◆ Record set ◆
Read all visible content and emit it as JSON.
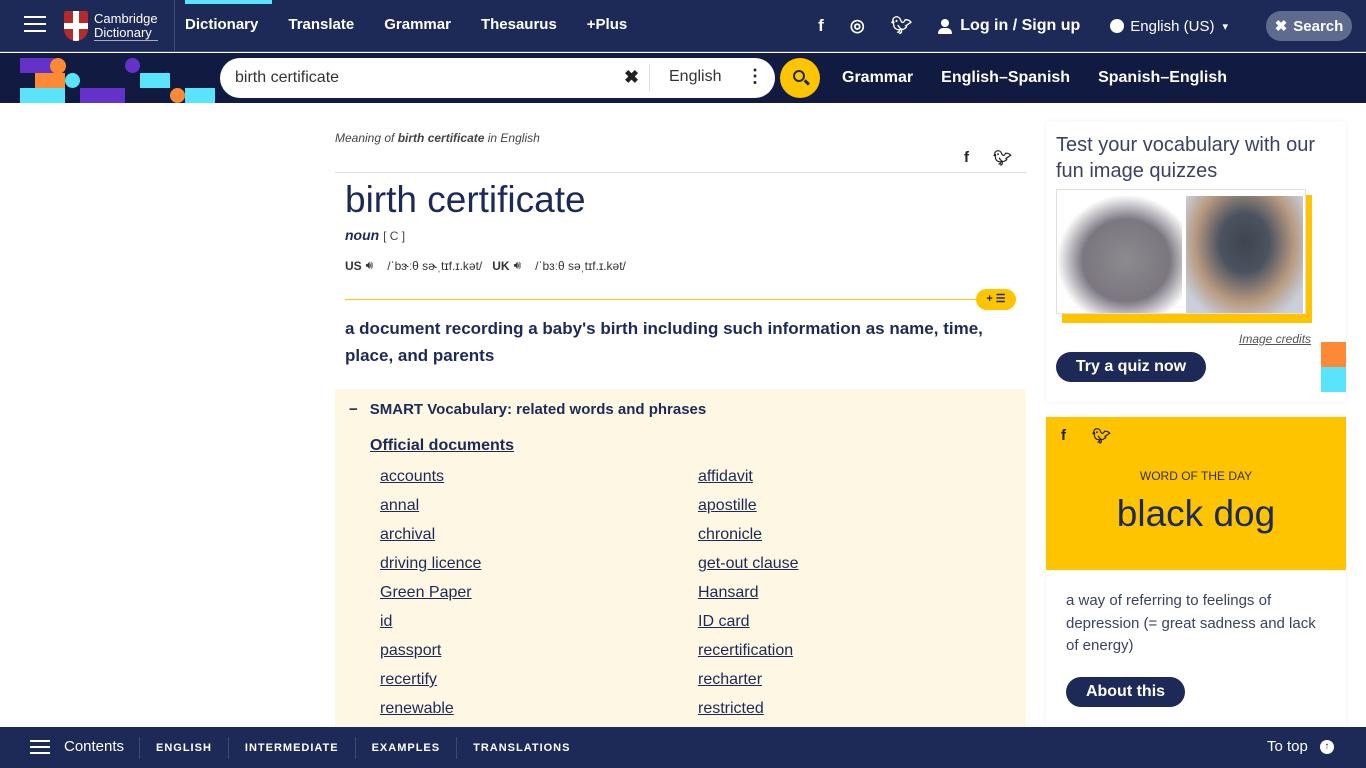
{
  "topnav": {
    "logo": {
      "line1": "Cambridge",
      "line2": "Dictionary"
    },
    "links": [
      {
        "label": "Dictionary",
        "active": true
      },
      {
        "label": "Translate"
      },
      {
        "label": "Grammar"
      },
      {
        "label": "Thesaurus"
      },
      {
        "label": "+Plus"
      }
    ],
    "social_icons": [
      "facebook-icon",
      "instagram-icon",
      "twitter-icon"
    ],
    "login_label": "Log in / Sign up",
    "language_label": "English (US)",
    "search_toggle_label": "Search"
  },
  "searchbar": {
    "value": "birth certificate",
    "dictionary": "English",
    "links": [
      "Grammar",
      "English–Spanish",
      "Spanish–English"
    ]
  },
  "entry": {
    "meaning_prefix": "Meaning of ",
    "meaning_word": "birth certificate",
    "meaning_suffix": " in English",
    "headword": "birth certificate",
    "pos": "noun",
    "grammar": "[ C ]",
    "us_label": "US",
    "us_ipa": "/ˈbɝːθ sɚˌtɪf.ɪ.kət/",
    "uk_label": "UK",
    "uk_ipa": "/ˈbɜːθ səˌtɪf.ɪ.kət/",
    "add_button": "+ ☰",
    "definition": "a document recording a baby's birth including such information as name, time, place, and parents"
  },
  "smart_vocab": {
    "title": "SMART Vocabulary: related words and phrases",
    "topic": "Official documents",
    "col1": [
      "accounts",
      "annal",
      "archival",
      "driving licence",
      "Green Paper",
      "id",
      "passport",
      "recertify",
      "renewable"
    ],
    "col2": [
      "affidavit",
      "apostille",
      "chronicle",
      "get-out clause",
      "Hansard",
      "ID card",
      "recertification",
      "recharter",
      "restricted"
    ]
  },
  "quiz": {
    "title": "Test your vocabulary with our fun image quizzes",
    "credits": "Image credits",
    "button": "Try a quiz now"
  },
  "wotd": {
    "label": "WORD OF THE DAY",
    "word": "black dog",
    "definition": "a way of referring to feelings of depression (= great sadness and lack of energy)",
    "button": "About this"
  },
  "bottombar": {
    "contents": "Contents",
    "tabs": [
      "ENGLISH",
      "INTERMEDIATE",
      "EXAMPLES",
      "TRANSLATIONS"
    ],
    "to_top": "To top"
  },
  "colors": {
    "navy": "#1d2a57",
    "dark_navy": "#111a40",
    "yellow": "#fec400",
    "cyan": "#5ae4fb",
    "orange": "#fc8935",
    "purple": "#6432c8",
    "smart_bg": "#fef7e3"
  }
}
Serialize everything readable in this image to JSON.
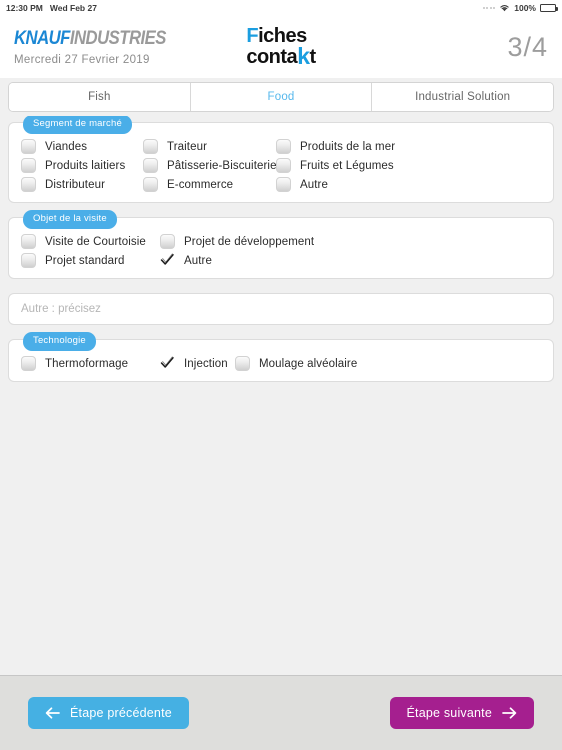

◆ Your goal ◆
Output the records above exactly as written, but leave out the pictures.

◆ Task result ◆
Read all visible content and emit it as JSON.
{
  "topnav": {
    "logo": {
      "line1": "Cambridge",
      "line2": "Dictionary"
    },
    "links": [
      {
        "label": "Dictionary",
        "active": true
      },
      {
        "label": "Translate"
      },
      {
        "label": "Grammar"
      },
      {
        "label": "Thesaurus"
      },
      {
        "label": "+Plus"
      }
    ],
    "social_icons": [
      "facebook-icon",
      "instagram-icon",
      "twitter-icon"
    ],
    "login_label": "Log in / Sign up",
    "language_label": "English (US)",
    "search_toggle_label": "Search"
  },
  "searchbar": {
    "value": "birth certificate",
    "dictionary": "English",
    "links": [
      "Grammar",
      "English–Spanish",
      "Spanish–English"
    ]
  },
  "entry": {
    "meaning_prefix": "Meaning of ",
    "meaning_word": "birth certificate",
    "meaning_suffix": " in English",
    "headword": "birth certificate",
    "pos": "noun",
    "grammar": "[ C ]",
    "us_label": "US",
    "us_ipa": "/ˈbɝːθ sɚˌtɪf.ɪ.kət/",
    "uk_label": "UK",
    "uk_ipa": "/ˈbɜːθ səˌtɪf.ɪ.kət/",
    "add_button": "+ ☰",
    "definition": "a document recording a baby's birth including such information as name, time, place, and parents"
  },
  "smart_vocab": {
    "title": "SMART Vocabulary: related words and phrases",
    "topic": "Official documents",
    "col1": [
      "accounts",
      "annal",
      "archival",
      "driving licence",
      "Green Paper",
      "id",
      "passport",
      "recertify",
      "renewable"
    ],
    "col2": [
      "affidavit",
      "apostille",
      "chronicle",
      "get-out clause",
      "Hansard",
      "ID card",
      "recertification",
      "recharter",
      "restricted"
    ]
  },
  "quiz": {
    "title": "Test your vocabulary with our fun image quizzes",
    "credits": "Image credits",
    "button": "Try a quiz now"
  },
  "wotd": {
    "label": "WORD OF THE DAY",
    "word": "black dog",
    "definition": "a way of referring to feelings of depression (= great sadness and lack of energy)",
    "button": "About this"
  },
  "bottombar": {
    "contents": "Contents",
    "tabs": [
      "ENGLISH",
      "INTERMEDIATE",
      "EXAMPLES",
      "TRANSLATIONS"
    ],
    "to_top": "To top"
  },
  "colors": {
    "navy": "#1d2a57",
    "dark_navy": "#111a40",
    "yellow": "#fec400",
    "cyan": "#5ae4fb",
    "orange": "#fc8935",
    "purple": "#6432c8",
    "smart_bg": "#fef7e3"
  }
}
Serialize everything readable in this image to JSON.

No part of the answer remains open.